→ **GIVEN ENTRIES**
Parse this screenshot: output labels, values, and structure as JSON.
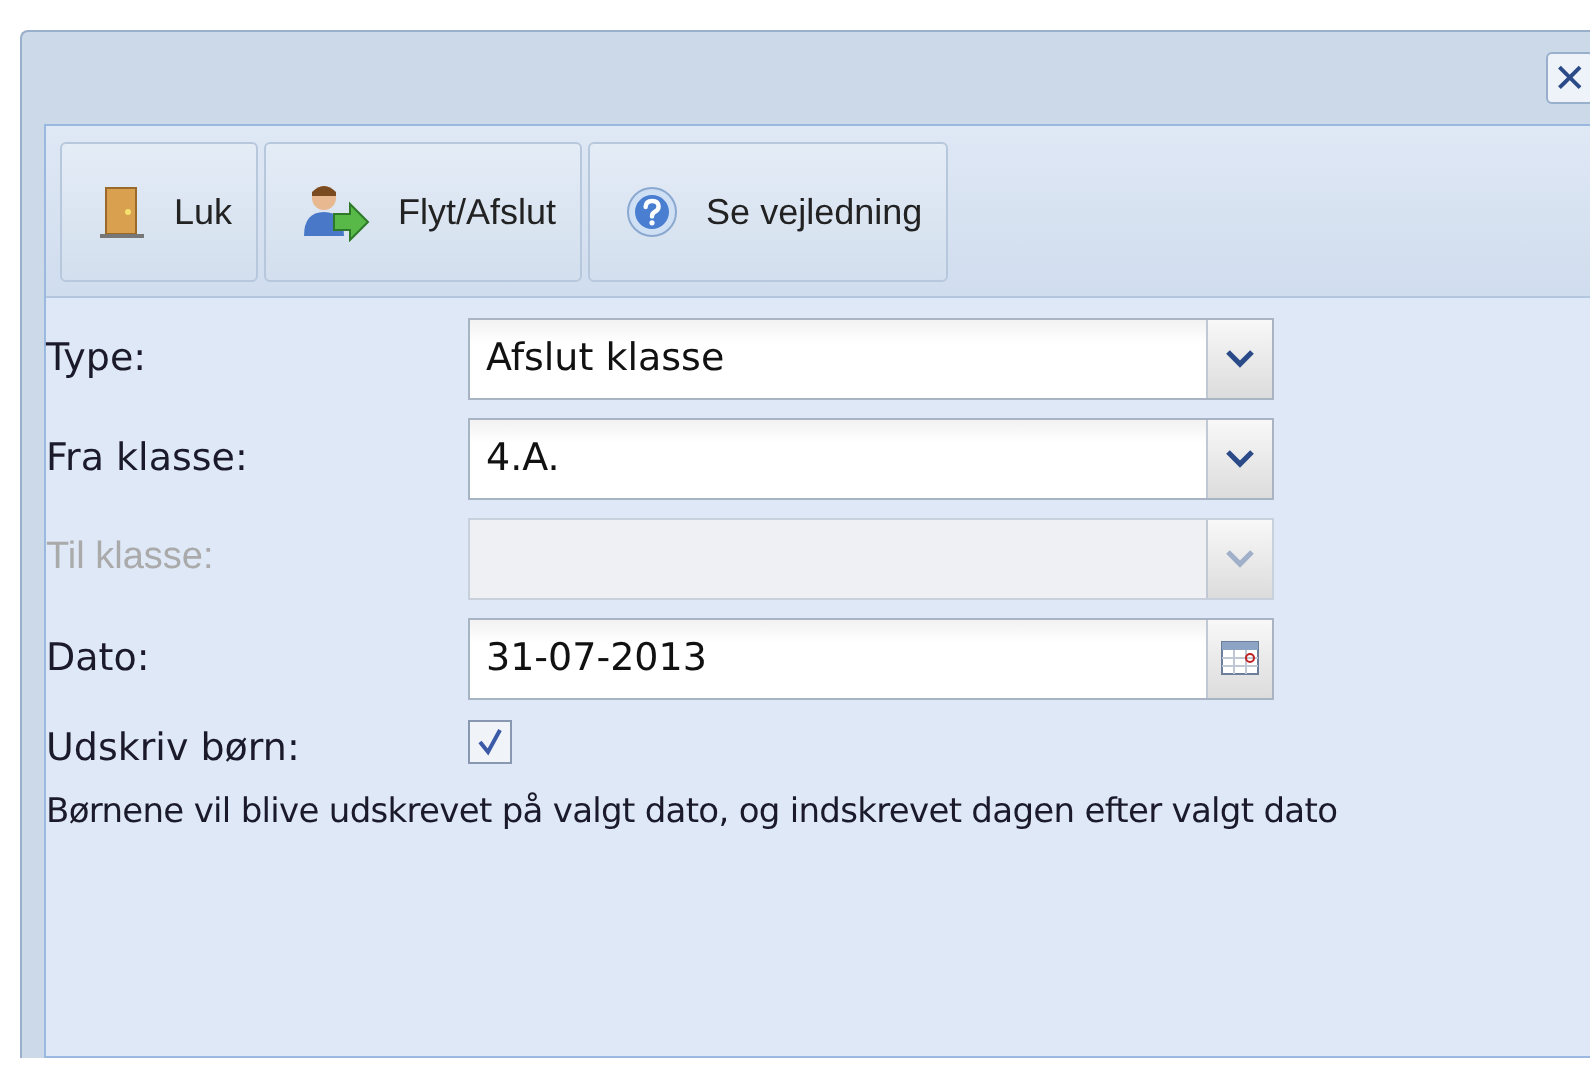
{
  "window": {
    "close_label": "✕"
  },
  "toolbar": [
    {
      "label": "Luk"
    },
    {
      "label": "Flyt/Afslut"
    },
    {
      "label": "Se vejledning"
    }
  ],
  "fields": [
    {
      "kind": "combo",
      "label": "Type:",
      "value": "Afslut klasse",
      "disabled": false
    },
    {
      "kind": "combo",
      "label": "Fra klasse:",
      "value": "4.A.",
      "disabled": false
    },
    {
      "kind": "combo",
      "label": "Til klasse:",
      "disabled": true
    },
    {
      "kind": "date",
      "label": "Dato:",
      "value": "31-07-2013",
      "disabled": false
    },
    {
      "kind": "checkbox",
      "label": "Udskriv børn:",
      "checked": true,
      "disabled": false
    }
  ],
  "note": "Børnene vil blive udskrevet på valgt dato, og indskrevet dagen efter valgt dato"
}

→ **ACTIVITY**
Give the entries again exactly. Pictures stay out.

→ **RESPONSE**
Parse this screenshot: output labels, values, and structure as JSON.
{
  "window": {
    "close_label": "✕"
  },
  "toolbar": [
    {
      "label": "Luk"
    },
    {
      "label": "Flyt/Afslut"
    },
    {
      "label": "Se vejledning"
    }
  ],
  "fields": [
    {
      "kind": "combo",
      "label": "Type:",
      "value": "Afslut klasse",
      "disabled": false
    },
    {
      "kind": "combo",
      "label": "Fra klasse:",
      "value": "4.A.",
      "disabled": false
    },
    {
      "kind": "combo",
      "label": "Til klasse:",
      "disabled": true
    },
    {
      "kind": "date",
      "label": "Dato:",
      "value": "31-07-2013",
      "disabled": false
    },
    {
      "kind": "checkbox",
      "label": "Udskriv børn:",
      "checked": true,
      "disabled": false
    }
  ],
  "note": "Børnene vil blive udskrevet på valgt dato, og indskrevet dagen efter valgt dato"
}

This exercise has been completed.